A week after the WIPO session, Health Minister Luiz Henrique Mandetta said that “Brazil should never break medicine patents,” a statement that ignores the Brazil’s economic position in the world and the it condition as buyer of medicines, since Brazil has a universal public health system. The statement was made during the opening of the Seminar Interfama – Technological Innovation in Health and Value for the Patient, in Brasília.
For developing countries, compulsory licenses are an integral part of a strong and effective patent law for the development of exceptions and limitations to patents, as provided in the Agreement on Trade-Related Aspects of Intellectual Property Rights (TRIPS) of the World Trade Organization Trade (WHO).
Compulsory licensing is a legal device that makes the patenting of medicines more flexible, allowing the importation or production of cheaper generic versions, by developing countries and poor countries. It is a device provided in international trade laws, it is up to the government of a country or court to use it without the consent of the patent holder.
In justifying his position, Mendetta’s speech signaled the defense of the interests of the pharmaceutical industry.
“It harms the inventiveness and the time spent by private initiative with research and researchers … it is the private sector that produces, and the government has the role of stimulating production initiatives,” the minister explained.
Position of the minister puts Brazil in limbo
In opposing the position of developing countries, Brazil does not automatically place itself in line with the position of rich countries, since developed countries have been frequent users of compulsory licenses, although they express moderation in their use.
Unlike Brazil’s passive stance, some rich countries are facing laboratories and their abusive practices.

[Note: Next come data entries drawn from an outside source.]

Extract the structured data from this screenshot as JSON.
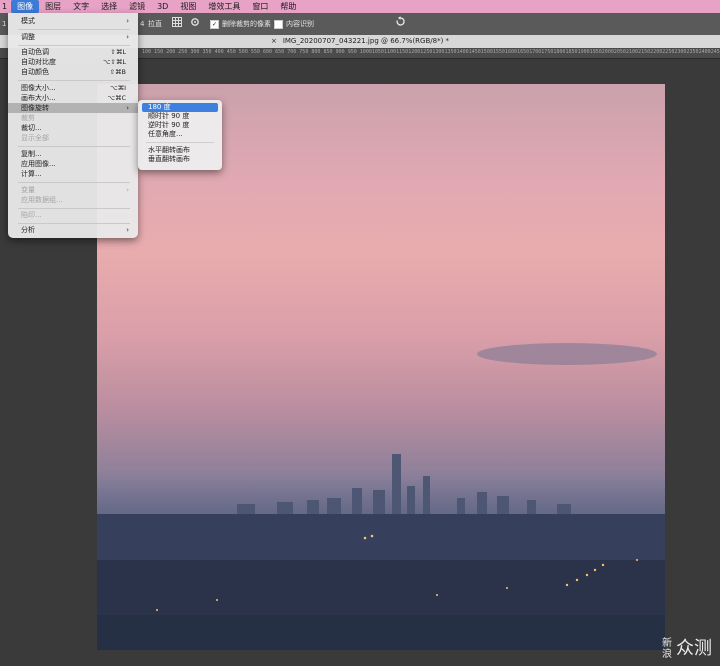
{
  "menubar": {
    "items": [
      "1",
      "图像",
      "图层",
      "文字",
      "选择",
      "滤镜",
      "3D",
      "视图",
      "增效工具",
      "窗口",
      "帮助"
    ],
    "active_index": 1
  },
  "options_bar": {
    "fragment_left": "1",
    "fragment_mid": "4",
    "clear_label": "拉直",
    "delete_cropped_label": "删除裁剪的像素",
    "delete_cropped_checked": true,
    "content_aware_label": "内容识别",
    "content_aware_checked": false
  },
  "document": {
    "tab_title": "IMG_20200707_043221.jpg @ 66.7%(RGB/8*) *"
  },
  "ruler_ticks": [
    "100",
    "150",
    "200",
    "250",
    "300",
    "350",
    "400",
    "450",
    "500",
    "550",
    "600",
    "650",
    "700",
    "750",
    "800",
    "850",
    "900",
    "950",
    "1000",
    "1050",
    "1100",
    "1150",
    "1200",
    "1250",
    "1300",
    "1350",
    "1400",
    "1450",
    "1500",
    "1550",
    "1600",
    "1650",
    "1700",
    "1750",
    "1800",
    "1850",
    "1900",
    "1950",
    "2000",
    "2050",
    "2100",
    "2150",
    "2200",
    "2250",
    "2300",
    "2350",
    "2400",
    "2450",
    "2500",
    "2550",
    "2600",
    "2650",
    "2700",
    "2750",
    "2800",
    "2850",
    "2900",
    "2950",
    "3000",
    "3050"
  ],
  "image_menu": {
    "mode": "模式",
    "adjustments": "调整",
    "auto_tone": "自动色调",
    "auto_tone_sc": "⇧⌘L",
    "auto_contrast": "自动对比度",
    "auto_contrast_sc": "⌥⇧⌘L",
    "auto_color": "自动颜色",
    "auto_color_sc": "⇧⌘B",
    "image_size": "图像大小...",
    "image_size_sc": "⌥⌘I",
    "canvas_size": "画布大小...",
    "canvas_size_sc": "⌥⌘C",
    "image_rotation": "图像旋转",
    "crop": "裁剪",
    "trim": "裁切...",
    "reveal_all": "显示全部",
    "duplicate": "复制...",
    "apply_image": "应用图像...",
    "calculations": "计算...",
    "variables": "变量",
    "apply_dataset": "应用数据组...",
    "trap": "陷印...",
    "analysis": "分析"
  },
  "rotation_submenu": {
    "items": [
      "180 度",
      "顺时针 90 度",
      "逆时针 90 度",
      "任意角度..."
    ],
    "flip_items": [
      "水平翻转画布",
      "垂直翻转画布"
    ],
    "selected_index": 0
  },
  "watermark": {
    "small": "新浪",
    "large": "众测"
  }
}
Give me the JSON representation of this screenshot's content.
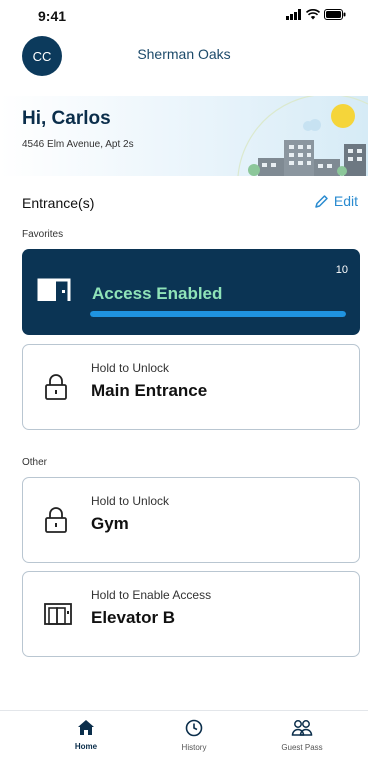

In the United States, in February, Republicans and Democrats came together to seek clarification from seven pharmacy executives about the level of prescription medicine prices, in the Senate Finance Committee.
Also in February, Italy proposed at WHO a proposition which requires medicines manufacturers to disclose their production and R&D costs, as well as prices charged for medicines and vaccines.
In Switzerland the Public Eye organization has applied for a Compulsory License to the Ministry of Health for the medicine Perjeta, a blockbuster of the Swiss Roche laboratory for the treatment of breast cancer, whose abusive price has been maintained through intense pressure from the pharmaceutical giant of Basel.
Among developing countries, the government of Kazakhstan is considering issuing a compulsory license for the HIV / AIDS drug dolutegravir.